REQUIREMENT: Repeat every entry exactly as it stands. Omit the images.

[Opening ENTRIES SUPPLIED section]

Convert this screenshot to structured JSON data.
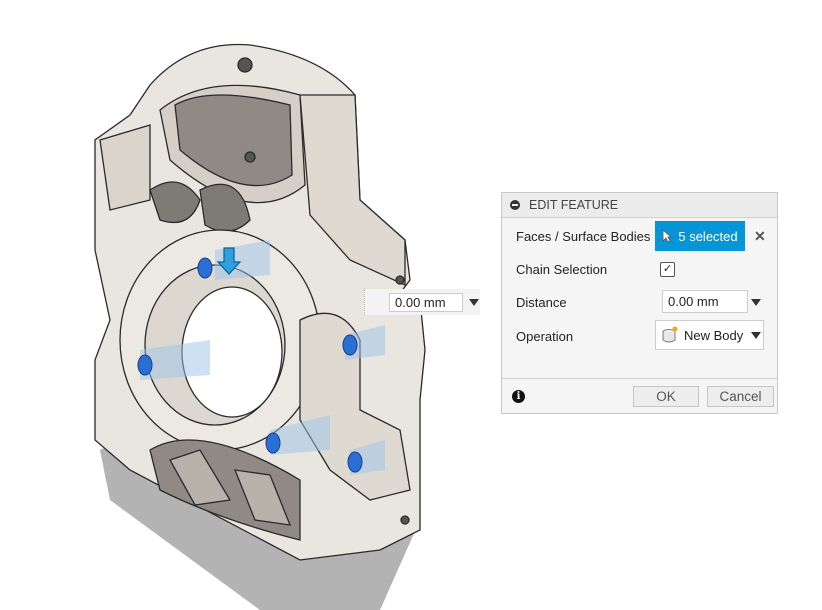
{
  "dialog": {
    "title": "EDIT FEATURE",
    "faces_label": "Faces / Surface Bodies",
    "faces_value": "5 selected",
    "chain_label": "Chain Selection",
    "chain_checked": true,
    "distance_label": "Distance",
    "distance_value": "0.00 mm",
    "operation_label": "Operation",
    "operation_value": "New Body",
    "ok": "OK",
    "cancel": "Cancel",
    "accent": "#0696d7"
  },
  "canvas": {
    "distance_manipulator_value": "0.00 mm"
  }
}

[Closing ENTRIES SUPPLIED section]

EXPECTED ANSWER:
Convert this screenshot to structured JSON data.
{
  "dialog": {
    "title": "EDIT FEATURE",
    "faces_label": "Faces / Surface Bodies",
    "faces_value": "5 selected",
    "chain_label": "Chain Selection",
    "chain_checked": true,
    "distance_label": "Distance",
    "distance_value": "0.00 mm",
    "operation_label": "Operation",
    "operation_value": "New Body",
    "ok": "OK",
    "cancel": "Cancel",
    "accent": "#0696d7"
  },
  "canvas": {
    "distance_manipulator_value": "0.00 mm"
  }
}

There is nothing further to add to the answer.